WHAT IS EXPECTED:
Copy out, from the data, each line containing the string "JSON".

DATA FOR THIS EXERCISE:
________________
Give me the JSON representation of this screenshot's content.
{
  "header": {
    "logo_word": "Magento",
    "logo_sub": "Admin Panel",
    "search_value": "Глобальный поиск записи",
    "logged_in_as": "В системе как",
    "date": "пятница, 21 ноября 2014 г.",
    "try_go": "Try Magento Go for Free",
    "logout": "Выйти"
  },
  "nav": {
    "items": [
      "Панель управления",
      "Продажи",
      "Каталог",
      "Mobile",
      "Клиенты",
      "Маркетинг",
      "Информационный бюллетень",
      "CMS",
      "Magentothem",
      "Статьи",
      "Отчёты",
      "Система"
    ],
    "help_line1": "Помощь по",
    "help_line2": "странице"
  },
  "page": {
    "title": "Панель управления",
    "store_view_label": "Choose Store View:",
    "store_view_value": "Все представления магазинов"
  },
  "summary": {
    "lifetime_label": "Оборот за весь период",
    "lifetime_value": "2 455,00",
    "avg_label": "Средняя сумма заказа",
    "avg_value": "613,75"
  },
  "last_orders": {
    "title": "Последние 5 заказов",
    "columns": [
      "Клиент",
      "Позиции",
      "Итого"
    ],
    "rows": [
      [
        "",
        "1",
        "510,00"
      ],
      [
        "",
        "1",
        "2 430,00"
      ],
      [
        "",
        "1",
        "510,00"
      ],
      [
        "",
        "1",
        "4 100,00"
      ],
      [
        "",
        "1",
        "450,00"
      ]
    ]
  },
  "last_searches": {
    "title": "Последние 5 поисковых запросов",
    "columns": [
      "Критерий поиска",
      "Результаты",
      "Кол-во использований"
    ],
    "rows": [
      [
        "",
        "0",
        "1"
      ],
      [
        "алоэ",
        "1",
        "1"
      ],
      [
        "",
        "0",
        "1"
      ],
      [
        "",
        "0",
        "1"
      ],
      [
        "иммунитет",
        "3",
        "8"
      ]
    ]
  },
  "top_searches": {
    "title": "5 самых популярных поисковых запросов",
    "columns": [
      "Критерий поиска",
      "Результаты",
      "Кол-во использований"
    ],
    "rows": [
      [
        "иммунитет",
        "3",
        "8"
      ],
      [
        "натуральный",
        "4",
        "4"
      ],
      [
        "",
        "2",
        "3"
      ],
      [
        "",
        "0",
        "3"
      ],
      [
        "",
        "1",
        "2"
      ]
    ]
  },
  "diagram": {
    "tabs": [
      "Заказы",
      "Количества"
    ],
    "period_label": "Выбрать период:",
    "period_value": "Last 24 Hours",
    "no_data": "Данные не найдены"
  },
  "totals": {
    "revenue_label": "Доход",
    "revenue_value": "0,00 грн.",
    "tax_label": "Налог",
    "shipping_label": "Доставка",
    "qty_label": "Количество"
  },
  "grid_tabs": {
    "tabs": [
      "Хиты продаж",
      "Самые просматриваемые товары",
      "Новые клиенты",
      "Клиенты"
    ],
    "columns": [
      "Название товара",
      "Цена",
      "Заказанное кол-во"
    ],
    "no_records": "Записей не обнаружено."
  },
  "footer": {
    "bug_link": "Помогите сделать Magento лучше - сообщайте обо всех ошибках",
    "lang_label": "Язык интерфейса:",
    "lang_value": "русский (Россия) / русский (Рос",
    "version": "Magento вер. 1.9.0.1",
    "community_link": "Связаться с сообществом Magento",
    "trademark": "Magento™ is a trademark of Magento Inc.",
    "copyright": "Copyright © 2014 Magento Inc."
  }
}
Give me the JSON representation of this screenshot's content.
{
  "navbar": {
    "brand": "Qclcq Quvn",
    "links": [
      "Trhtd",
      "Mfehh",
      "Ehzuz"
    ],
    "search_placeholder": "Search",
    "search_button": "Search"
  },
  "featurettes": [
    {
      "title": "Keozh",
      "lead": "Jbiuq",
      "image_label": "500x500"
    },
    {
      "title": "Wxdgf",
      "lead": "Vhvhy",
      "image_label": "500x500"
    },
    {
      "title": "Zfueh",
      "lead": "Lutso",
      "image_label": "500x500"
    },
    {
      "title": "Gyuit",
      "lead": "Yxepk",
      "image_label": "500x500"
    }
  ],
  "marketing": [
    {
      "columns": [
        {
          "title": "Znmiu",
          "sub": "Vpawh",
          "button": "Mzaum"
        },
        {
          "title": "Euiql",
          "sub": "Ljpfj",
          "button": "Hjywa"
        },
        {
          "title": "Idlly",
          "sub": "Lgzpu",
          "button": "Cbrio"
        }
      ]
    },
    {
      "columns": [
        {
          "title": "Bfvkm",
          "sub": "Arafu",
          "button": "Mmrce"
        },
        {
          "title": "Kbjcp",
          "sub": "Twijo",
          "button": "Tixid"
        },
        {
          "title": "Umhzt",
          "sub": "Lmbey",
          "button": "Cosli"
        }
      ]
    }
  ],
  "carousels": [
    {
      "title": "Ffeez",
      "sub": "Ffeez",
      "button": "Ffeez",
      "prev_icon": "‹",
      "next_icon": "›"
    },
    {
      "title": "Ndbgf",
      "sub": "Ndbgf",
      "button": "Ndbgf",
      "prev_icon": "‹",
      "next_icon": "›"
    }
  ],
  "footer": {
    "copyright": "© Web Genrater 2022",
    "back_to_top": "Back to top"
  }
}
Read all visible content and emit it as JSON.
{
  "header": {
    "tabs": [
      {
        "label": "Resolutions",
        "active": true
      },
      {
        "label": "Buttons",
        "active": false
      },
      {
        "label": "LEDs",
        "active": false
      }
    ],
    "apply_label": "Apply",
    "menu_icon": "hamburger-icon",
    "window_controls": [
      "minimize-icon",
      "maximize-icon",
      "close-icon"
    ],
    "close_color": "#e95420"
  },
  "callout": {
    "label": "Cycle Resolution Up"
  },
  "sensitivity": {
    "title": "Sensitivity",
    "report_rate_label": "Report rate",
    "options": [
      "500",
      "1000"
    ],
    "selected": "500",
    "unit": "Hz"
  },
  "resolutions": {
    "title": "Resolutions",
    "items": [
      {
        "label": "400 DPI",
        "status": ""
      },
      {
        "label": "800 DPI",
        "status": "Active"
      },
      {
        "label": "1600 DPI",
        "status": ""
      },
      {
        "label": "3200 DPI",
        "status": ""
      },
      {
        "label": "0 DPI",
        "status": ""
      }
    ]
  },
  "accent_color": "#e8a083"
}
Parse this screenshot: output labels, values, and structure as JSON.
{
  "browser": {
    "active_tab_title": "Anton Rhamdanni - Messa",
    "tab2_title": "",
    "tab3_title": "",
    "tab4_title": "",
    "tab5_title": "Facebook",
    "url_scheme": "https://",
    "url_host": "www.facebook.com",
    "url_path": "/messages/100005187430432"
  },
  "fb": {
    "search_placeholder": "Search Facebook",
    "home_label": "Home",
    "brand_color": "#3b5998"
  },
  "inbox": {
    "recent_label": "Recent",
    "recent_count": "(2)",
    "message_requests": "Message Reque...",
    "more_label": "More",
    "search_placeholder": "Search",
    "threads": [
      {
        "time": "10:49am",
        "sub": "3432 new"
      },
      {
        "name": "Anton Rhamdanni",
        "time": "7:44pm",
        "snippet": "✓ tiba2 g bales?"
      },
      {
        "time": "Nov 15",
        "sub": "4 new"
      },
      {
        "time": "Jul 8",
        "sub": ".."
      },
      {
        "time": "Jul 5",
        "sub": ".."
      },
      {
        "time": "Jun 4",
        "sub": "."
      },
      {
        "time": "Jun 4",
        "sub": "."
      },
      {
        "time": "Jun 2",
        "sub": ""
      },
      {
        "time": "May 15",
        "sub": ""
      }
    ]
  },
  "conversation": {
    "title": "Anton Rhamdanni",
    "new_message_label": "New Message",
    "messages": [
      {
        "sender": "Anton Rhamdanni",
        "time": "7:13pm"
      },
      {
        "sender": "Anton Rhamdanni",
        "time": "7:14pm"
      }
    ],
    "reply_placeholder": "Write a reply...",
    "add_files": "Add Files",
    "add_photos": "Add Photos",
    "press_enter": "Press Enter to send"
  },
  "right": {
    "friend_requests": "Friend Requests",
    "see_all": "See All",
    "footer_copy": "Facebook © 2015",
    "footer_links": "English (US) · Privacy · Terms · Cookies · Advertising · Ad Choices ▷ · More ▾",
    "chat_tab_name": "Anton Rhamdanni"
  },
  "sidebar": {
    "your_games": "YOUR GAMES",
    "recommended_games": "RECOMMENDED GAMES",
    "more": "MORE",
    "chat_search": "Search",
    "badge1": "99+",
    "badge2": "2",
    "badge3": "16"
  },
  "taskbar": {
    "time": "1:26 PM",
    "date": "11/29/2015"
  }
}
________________
RESPONSE AREA:
Give me the JSON representation of this screenshot's content.
Give me the JSON representation of this screenshot's content.
Read all visible content and emit it as JSON.
Parse this screenshot: output labels, values, and structure as JSON.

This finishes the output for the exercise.